Through the lens of traditional business strategy, emerging markets look more like a quagmire than an opportunity. Transport costs are high; delivery schedules are precarious; electricity can be a luxury; and red tape comes by the spool. If not for labor arbitrage, it would be tempting to sit on the sidelines. But waiting has its costs.
In Necessity Breeds Opportunity, we consider whether these constraints can also frame innovation and lead to competitive advantage. Moreover, leading companies have begun to approach emerging markets with the entire value chain in mind. In Rethinking Emerging Market Strategies, we describe the shift from a pure focus on low-cost manufacturing to market expansion, rapid product development and other opportunities.

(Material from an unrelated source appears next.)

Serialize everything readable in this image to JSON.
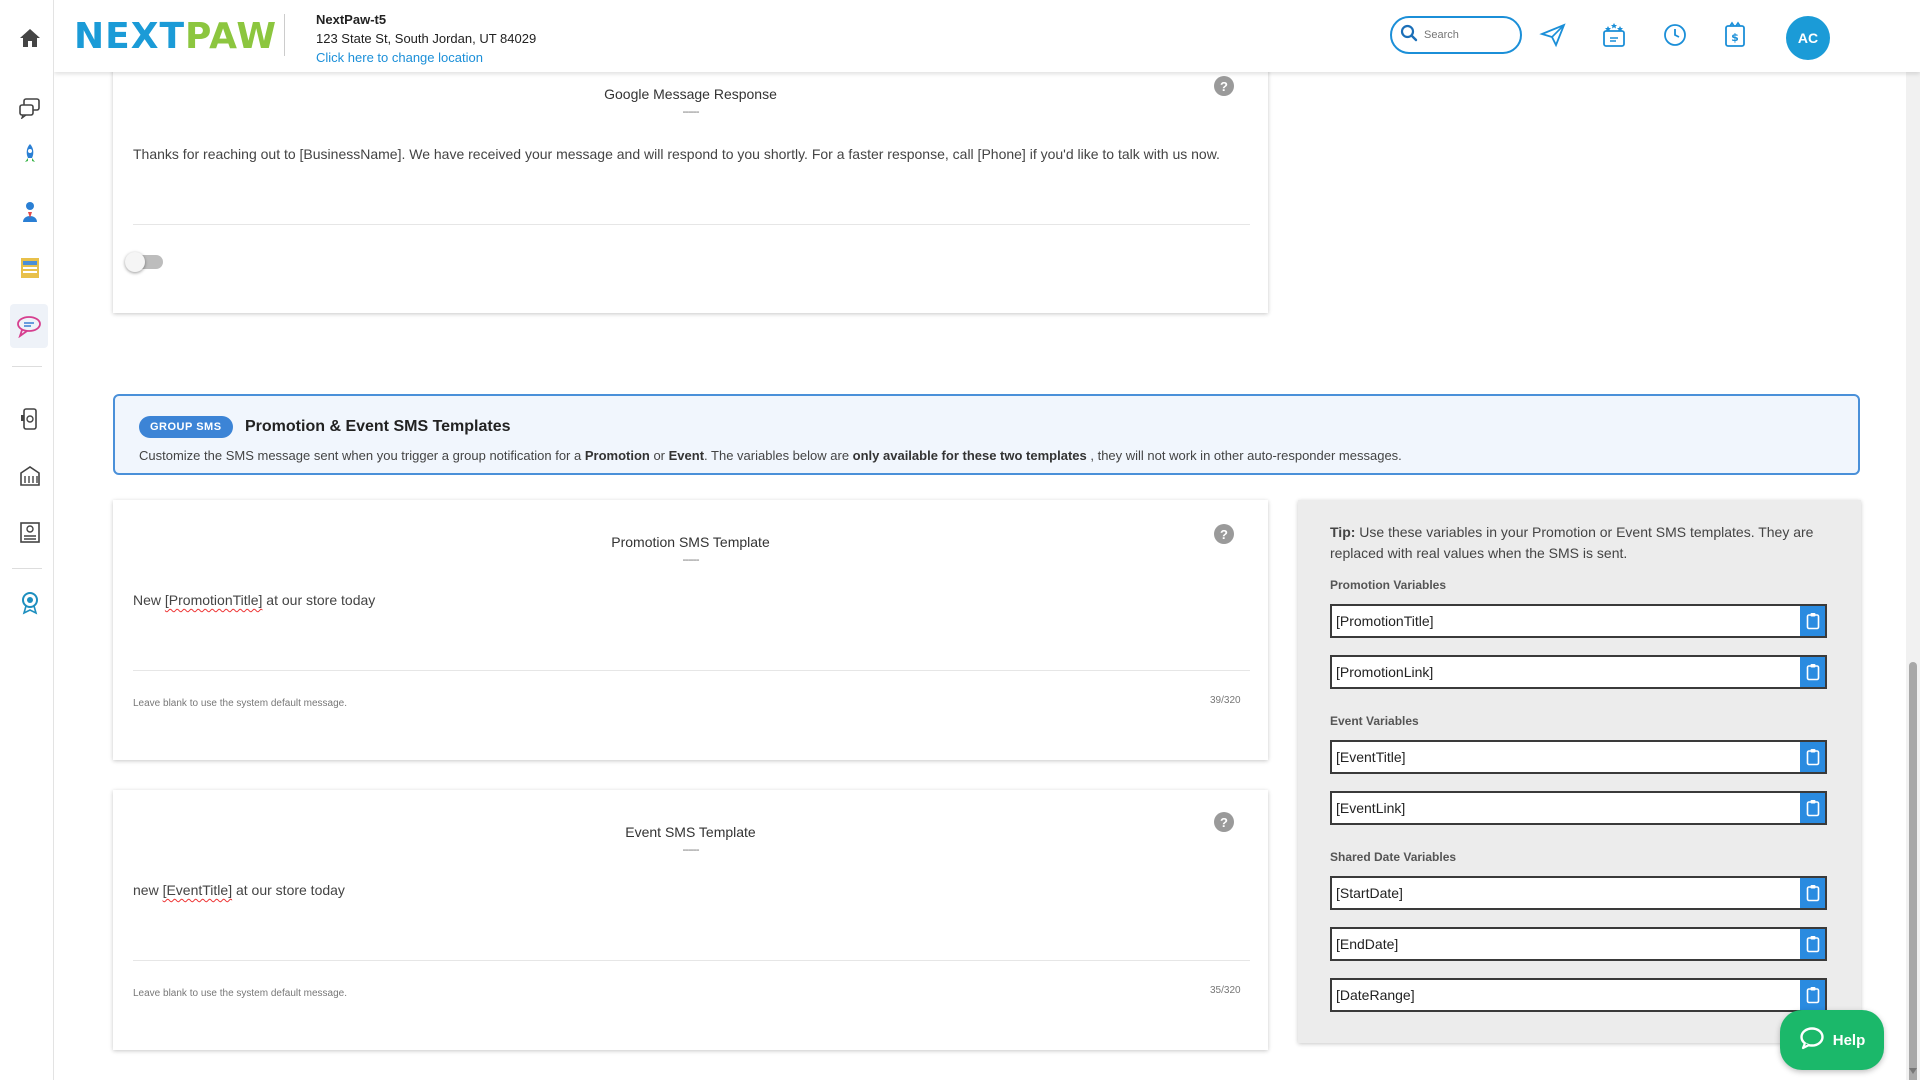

If all of this data is making you anxious, you’re not alone. More often than not, we rely on intuition for complex decisions. The results are – to put it kindly – suboptimal. In Irrational Expectations, the authors relate how predictive models can be an ally in a world whose complexity has outgrown our cognitive strengths.

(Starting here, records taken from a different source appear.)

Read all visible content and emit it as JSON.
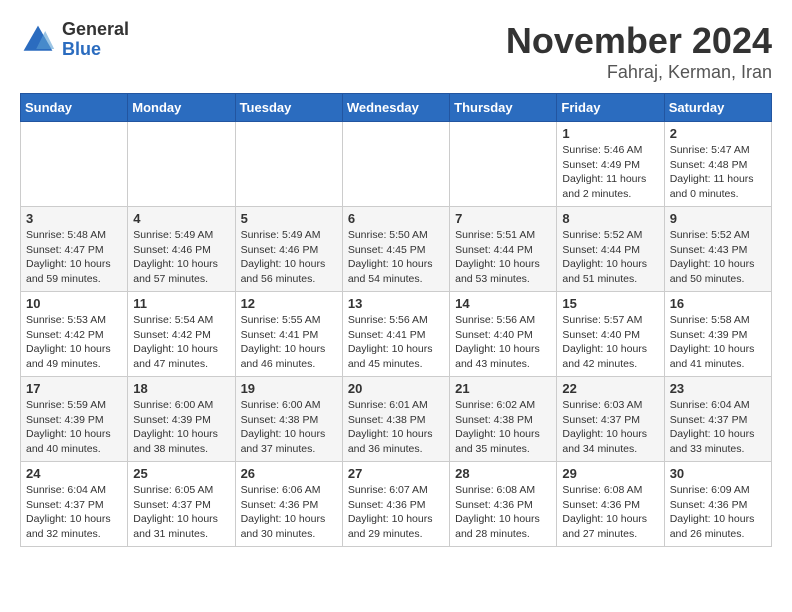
{
  "logo": {
    "general": "General",
    "blue": "Blue"
  },
  "header": {
    "month": "November 2024",
    "location": "Fahraj, Kerman, Iran"
  },
  "weekdays": [
    "Sunday",
    "Monday",
    "Tuesday",
    "Wednesday",
    "Thursday",
    "Friday",
    "Saturday"
  ],
  "weeks": [
    [
      {
        "day": "",
        "info": ""
      },
      {
        "day": "",
        "info": ""
      },
      {
        "day": "",
        "info": ""
      },
      {
        "day": "",
        "info": ""
      },
      {
        "day": "",
        "info": ""
      },
      {
        "day": "1",
        "info": "Sunrise: 5:46 AM\nSunset: 4:49 PM\nDaylight: 11 hours and 2 minutes."
      },
      {
        "day": "2",
        "info": "Sunrise: 5:47 AM\nSunset: 4:48 PM\nDaylight: 11 hours and 0 minutes."
      }
    ],
    [
      {
        "day": "3",
        "info": "Sunrise: 5:48 AM\nSunset: 4:47 PM\nDaylight: 10 hours and 59 minutes."
      },
      {
        "day": "4",
        "info": "Sunrise: 5:49 AM\nSunset: 4:46 PM\nDaylight: 10 hours and 57 minutes."
      },
      {
        "day": "5",
        "info": "Sunrise: 5:49 AM\nSunset: 4:46 PM\nDaylight: 10 hours and 56 minutes."
      },
      {
        "day": "6",
        "info": "Sunrise: 5:50 AM\nSunset: 4:45 PM\nDaylight: 10 hours and 54 minutes."
      },
      {
        "day": "7",
        "info": "Sunrise: 5:51 AM\nSunset: 4:44 PM\nDaylight: 10 hours and 53 minutes."
      },
      {
        "day": "8",
        "info": "Sunrise: 5:52 AM\nSunset: 4:44 PM\nDaylight: 10 hours and 51 minutes."
      },
      {
        "day": "9",
        "info": "Sunrise: 5:52 AM\nSunset: 4:43 PM\nDaylight: 10 hours and 50 minutes."
      }
    ],
    [
      {
        "day": "10",
        "info": "Sunrise: 5:53 AM\nSunset: 4:42 PM\nDaylight: 10 hours and 49 minutes."
      },
      {
        "day": "11",
        "info": "Sunrise: 5:54 AM\nSunset: 4:42 PM\nDaylight: 10 hours and 47 minutes."
      },
      {
        "day": "12",
        "info": "Sunrise: 5:55 AM\nSunset: 4:41 PM\nDaylight: 10 hours and 46 minutes."
      },
      {
        "day": "13",
        "info": "Sunrise: 5:56 AM\nSunset: 4:41 PM\nDaylight: 10 hours and 45 minutes."
      },
      {
        "day": "14",
        "info": "Sunrise: 5:56 AM\nSunset: 4:40 PM\nDaylight: 10 hours and 43 minutes."
      },
      {
        "day": "15",
        "info": "Sunrise: 5:57 AM\nSunset: 4:40 PM\nDaylight: 10 hours and 42 minutes."
      },
      {
        "day": "16",
        "info": "Sunrise: 5:58 AM\nSunset: 4:39 PM\nDaylight: 10 hours and 41 minutes."
      }
    ],
    [
      {
        "day": "17",
        "info": "Sunrise: 5:59 AM\nSunset: 4:39 PM\nDaylight: 10 hours and 40 minutes."
      },
      {
        "day": "18",
        "info": "Sunrise: 6:00 AM\nSunset: 4:39 PM\nDaylight: 10 hours and 38 minutes."
      },
      {
        "day": "19",
        "info": "Sunrise: 6:00 AM\nSunset: 4:38 PM\nDaylight: 10 hours and 37 minutes."
      },
      {
        "day": "20",
        "info": "Sunrise: 6:01 AM\nSunset: 4:38 PM\nDaylight: 10 hours and 36 minutes."
      },
      {
        "day": "21",
        "info": "Sunrise: 6:02 AM\nSunset: 4:38 PM\nDaylight: 10 hours and 35 minutes."
      },
      {
        "day": "22",
        "info": "Sunrise: 6:03 AM\nSunset: 4:37 PM\nDaylight: 10 hours and 34 minutes."
      },
      {
        "day": "23",
        "info": "Sunrise: 6:04 AM\nSunset: 4:37 PM\nDaylight: 10 hours and 33 minutes."
      }
    ],
    [
      {
        "day": "24",
        "info": "Sunrise: 6:04 AM\nSunset: 4:37 PM\nDaylight: 10 hours and 32 minutes."
      },
      {
        "day": "25",
        "info": "Sunrise: 6:05 AM\nSunset: 4:37 PM\nDaylight: 10 hours and 31 minutes."
      },
      {
        "day": "26",
        "info": "Sunrise: 6:06 AM\nSunset: 4:36 PM\nDaylight: 10 hours and 30 minutes."
      },
      {
        "day": "27",
        "info": "Sunrise: 6:07 AM\nSunset: 4:36 PM\nDaylight: 10 hours and 29 minutes."
      },
      {
        "day": "28",
        "info": "Sunrise: 6:08 AM\nSunset: 4:36 PM\nDaylight: 10 hours and 28 minutes."
      },
      {
        "day": "29",
        "info": "Sunrise: 6:08 AM\nSunset: 4:36 PM\nDaylight: 10 hours and 27 minutes."
      },
      {
        "day": "30",
        "info": "Sunrise: 6:09 AM\nSunset: 4:36 PM\nDaylight: 10 hours and 26 minutes."
      }
    ]
  ]
}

Statistical modeling will never replace human ingenuity, however, and corporate leaders continue to seek out the best and the brightest. But this often becomes a perpetual quest to find the right bodies to fit the strategy. It can be equally fruitful to change the way work is defined to more fully tap into the existing talent pool, as we discuss in in Talent and Work.

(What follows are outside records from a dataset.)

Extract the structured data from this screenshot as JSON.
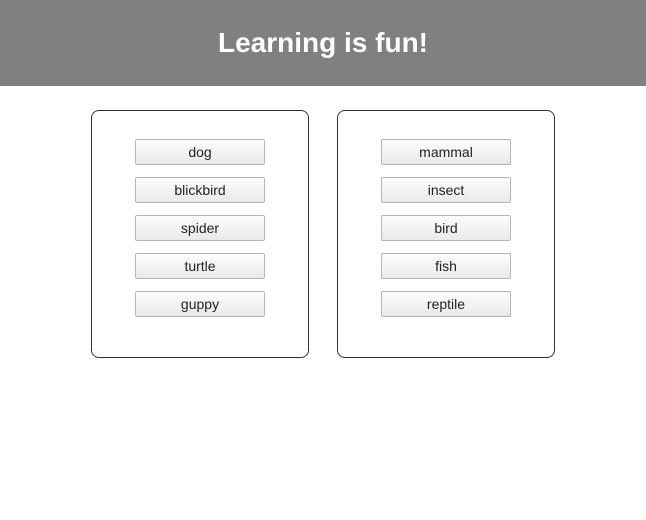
{
  "header": {
    "title": "Learning is fun!"
  },
  "left_panel": {
    "items": [
      {
        "label": "dog"
      },
      {
        "label": "blickbird"
      },
      {
        "label": "spider"
      },
      {
        "label": "turtle"
      },
      {
        "label": "guppy"
      }
    ]
  },
  "right_panel": {
    "items": [
      {
        "label": "mammal"
      },
      {
        "label": "insect"
      },
      {
        "label": "bird"
      },
      {
        "label": "fish"
      },
      {
        "label": "reptile"
      }
    ]
  }
}
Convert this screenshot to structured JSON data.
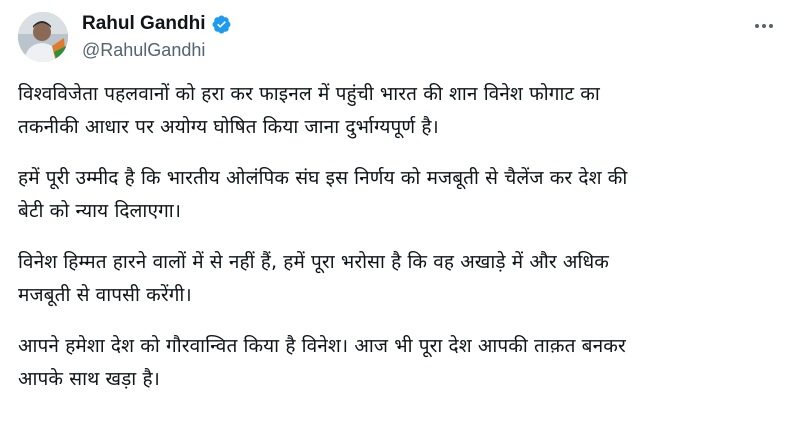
{
  "author": {
    "display_name": "Rahul Gandhi",
    "handle": "@RahulGandhi",
    "verified": true,
    "verified_color": "#1d9bf0"
  },
  "icons": {
    "verified": "verified-badge-icon",
    "more": "more-options-icon"
  },
  "tweet": {
    "paragraphs": [
      {
        "lines": [
          "विश्वविजेता पहलवानों को हरा कर फाइनल में पहुंची भारत की शान विनेश फोगाट का",
          "तकनीकी आधार पर अयोग्य घोषित किया जाना दुर्भाग्यपूर्ण है।"
        ]
      },
      {
        "lines": [
          "हमें पूरी उम्मीद है कि भारतीय ओलंपिक संघ इस निर्णय को मजबूती से चैलेंज कर देश की",
          "बेटी को न्याय दिलाएगा।"
        ]
      },
      {
        "lines": [
          "विनेश हिम्मत हारने वालों में से नहीं हैं, हमें पूरा भरोसा है कि वह अखाड़े में और अधिक",
          "मजबूती से वापसी करेंगी।"
        ]
      },
      {
        "lines": [
          "आपने हमेशा देश को गौरवान्वित किया है विनेश। आज भी पूरा देश आपकी ताक़त बनकर",
          "आपके साथ खड़ा है।"
        ]
      }
    ]
  }
}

Those who followed the U.S. presidential election may recall a mention or two, or two thousand, of the word “change.” There is an unprecedented need for government to innovate in the face of crucial challenges. We feature an excerpt from Innovation State, a forthcoming handbook from Deloitte Research that describes, in practical terms, how the public sector can innovate more effectively.
Sometimes government starts to get things done long after a law is passed. In Beyond Reproach, we describe the increasing importance to multinational businesses of compliance with anti-corruption laws. The U.S. Foreign Corrupt Practices Act has been on the books for a quarter century, but its enforcement – and global implications – have been very much on the rise.
Finally, how will corporate responsibility and sustainability fare in an economic downturn? In turbulent financial times, it may be up to the board to go against the tide. As discussed in The Responsible and Sustainable Board, reputation is one corner that should not be cut.